Available records below:
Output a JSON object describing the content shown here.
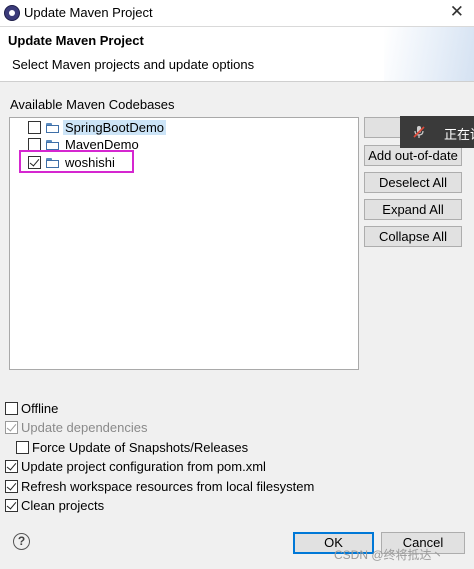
{
  "window": {
    "title": "Update Maven Project"
  },
  "header": {
    "title": "Update Maven Project",
    "description": "Select Maven projects and update options"
  },
  "codebases": {
    "label": "Available Maven Codebases",
    "projects": [
      {
        "name": "SpringBootDemo",
        "checked": false,
        "selected": true
      },
      {
        "name": "MavenDemo",
        "checked": false,
        "selected": false
      },
      {
        "name": "woshishi",
        "checked": true,
        "selected": false
      }
    ]
  },
  "buttons": {
    "select_all_visible": "Se",
    "add_out_of_date": "Add out-of-date",
    "deselect_all": "Deselect All",
    "expand_all": "Expand All",
    "collapse_all": "Collapse All",
    "ok": "OK",
    "cancel": "Cancel"
  },
  "overlay": {
    "text": "正在讲"
  },
  "options": {
    "offline": {
      "label": "Offline",
      "checked": false
    },
    "update_dependencies": {
      "label": "Update dependencies",
      "checked": true,
      "disabled": true
    },
    "force_update": {
      "label": "Force Update of Snapshots/Releases",
      "checked": false
    },
    "update_config": {
      "label": "Update project configuration from pom.xml",
      "checked": true
    },
    "refresh_workspace": {
      "label": "Refresh workspace resources from local filesystem",
      "checked": true
    },
    "clean_projects": {
      "label": "Clean projects",
      "checked": true
    }
  },
  "help": {
    "glyph": "?"
  },
  "watermark": "CSDN @终将抵达丶",
  "colors": {
    "highlight": "#d526d0",
    "selection": "#cce4f7",
    "default_button_border": "#0078d7"
  }
}
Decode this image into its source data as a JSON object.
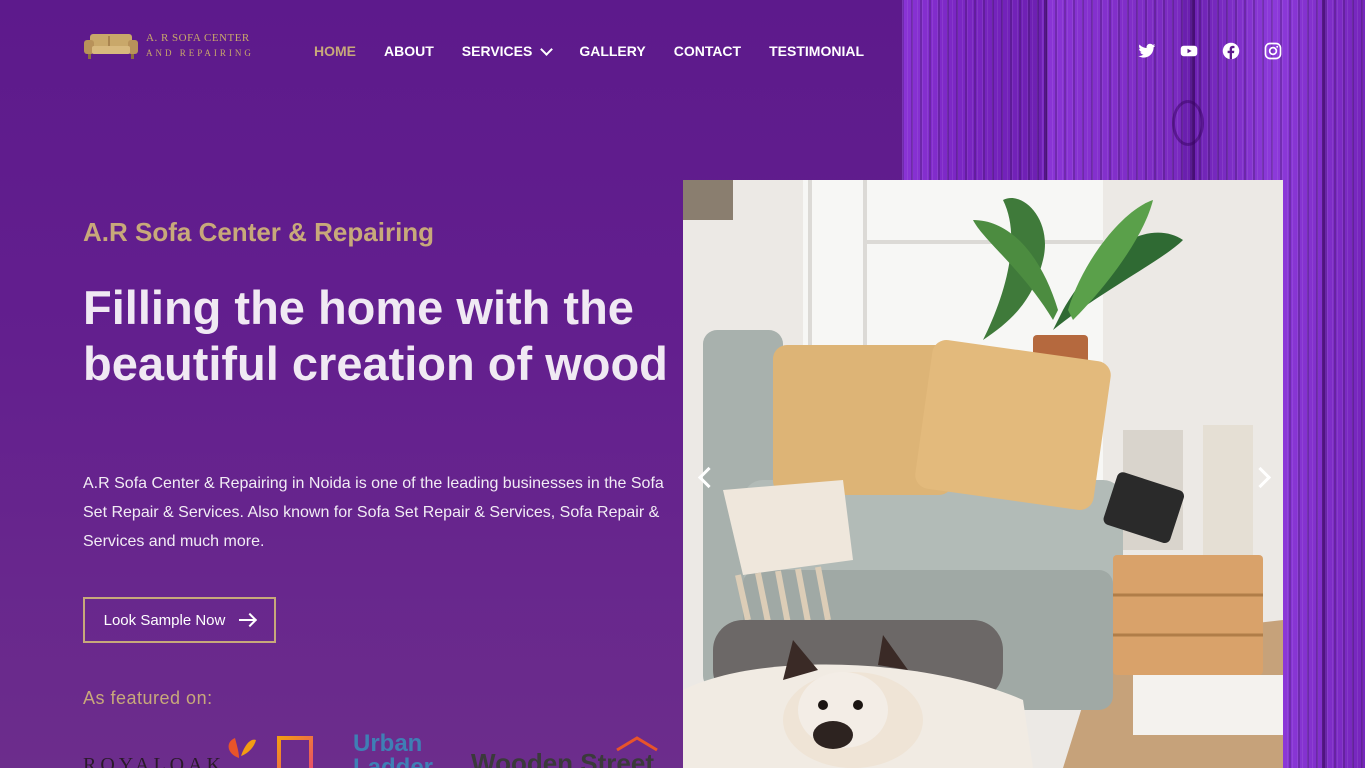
{
  "logo": {
    "line1": "A. R SOFA CENTER",
    "line2": "AND REPAIRING"
  },
  "nav": {
    "items": [
      {
        "label": "HOME",
        "active": true
      },
      {
        "label": "ABOUT"
      },
      {
        "label": "SERVICES",
        "has_dropdown": true
      },
      {
        "label": "GALLERY"
      },
      {
        "label": "CONTACT"
      },
      {
        "label": "TESTIMONIAL"
      }
    ]
  },
  "social": [
    "twitter-icon",
    "youtube-icon",
    "facebook-icon",
    "instagram-icon"
  ],
  "hero": {
    "eyebrow": "A.R Sofa Center & Repairing",
    "title": "Filling the home with the beautiful creation of wood",
    "description": "A.R Sofa Center & Repairing in Noida is one of the leading businesses in the Sofa Set Repair & Services. Also known for Sofa Set Repair & Services, Sofa Repair & Services and much more.",
    "cta_label": "Look Sample Now",
    "featured_label": "As featured on:"
  },
  "brands": [
    "ROYALOAK",
    "Urban Ladder",
    "Wooden Street"
  ],
  "colors": {
    "accent": "#c8a97a",
    "background": "#5d1a8c",
    "wood": "#7b26c4"
  }
}
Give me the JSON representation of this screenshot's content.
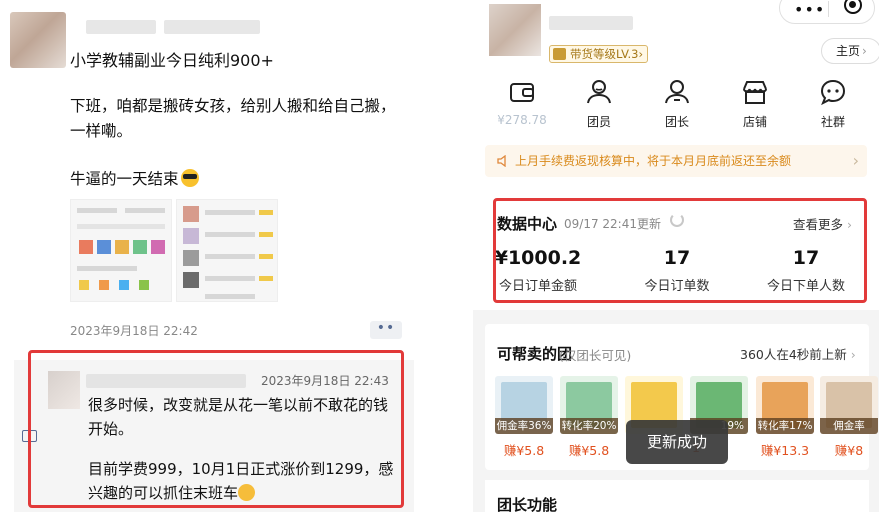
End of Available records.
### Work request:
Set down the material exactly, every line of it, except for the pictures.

### Exercise answer:
Output a JSON object describing the content shown here.
{
  "window": {
    "title": "Update Maven Project"
  },
  "header": {
    "title": "Update Maven Project",
    "description": "Select Maven projects and update options"
  },
  "codebases": {
    "label": "Available Maven Codebases",
    "projects": [
      {
        "name": "SpringBootDemo",
        "checked": false,
        "selected": true
      },
      {
        "name": "MavenDemo",
        "checked": false,
        "selected": false
      },
      {
        "name": "woshishi",
        "checked": true,
        "selected": false
      }
    ]
  },
  "buttons": {
    "select_all_visible": "Se",
    "add_out_of_date": "Add out-of-date",
    "deselect_all": "Deselect All",
    "expand_all": "Expand All",
    "collapse_all": "Collapse All",
    "ok": "OK",
    "cancel": "Cancel"
  },
  "overlay": {
    "text": "正在讲"
  },
  "options": {
    "offline": {
      "label": "Offline",
      "checked": false
    },
    "update_dependencies": {
      "label": "Update dependencies",
      "checked": true,
      "disabled": true
    },
    "force_update": {
      "label": "Force Update of Snapshots/Releases",
      "checked": false
    },
    "update_config": {
      "label": "Update project configuration from pom.xml",
      "checked": true
    },
    "refresh_workspace": {
      "label": "Refresh workspace resources from local filesystem",
      "checked": true
    },
    "clean_projects": {
      "label": "Clean projects",
      "checked": true
    }
  },
  "help": {
    "glyph": "?"
  },
  "watermark": "CSDN @终将抵达丶",
  "colors": {
    "highlight": "#d526d0",
    "selection": "#cce4f7",
    "default_button_border": "#0078d7"
  }
}
Decode this image into its source data as a JSON object.
{
  "logo": {
    "line1": "A. R SOFA CENTER",
    "line2": "AND REPAIRING"
  },
  "nav": {
    "items": [
      {
        "label": "HOME",
        "active": true
      },
      {
        "label": "ABOUT"
      },
      {
        "label": "SERVICES",
        "has_dropdown": true
      },
      {
        "label": "GALLERY"
      },
      {
        "label": "CONTACT"
      },
      {
        "label": "TESTIMONIAL"
      }
    ]
  },
  "social": [
    "twitter-icon",
    "youtube-icon",
    "facebook-icon",
    "instagram-icon"
  ],
  "hero": {
    "eyebrow": "A.R Sofa Center & Repairing",
    "title": "Filling the home with the beautiful creation of wood",
    "description": "A.R Sofa Center & Repairing in Noida is one of the leading businesses in the Sofa Set Repair & Services. Also known for Sofa Set Repair & Services, Sofa Repair & Services and much more.",
    "cta_label": "Look Sample Now",
    "featured_label": "As featured on:"
  },
  "brands": [
    "ROYALOAK",
    "Urban Ladder",
    "Wooden Street"
  ],
  "colors": {
    "accent": "#c8a97a",
    "background": "#5d1a8c",
    "wood": "#7b26c4"
  }
}
Give me the JSON representation of this screenshot's content.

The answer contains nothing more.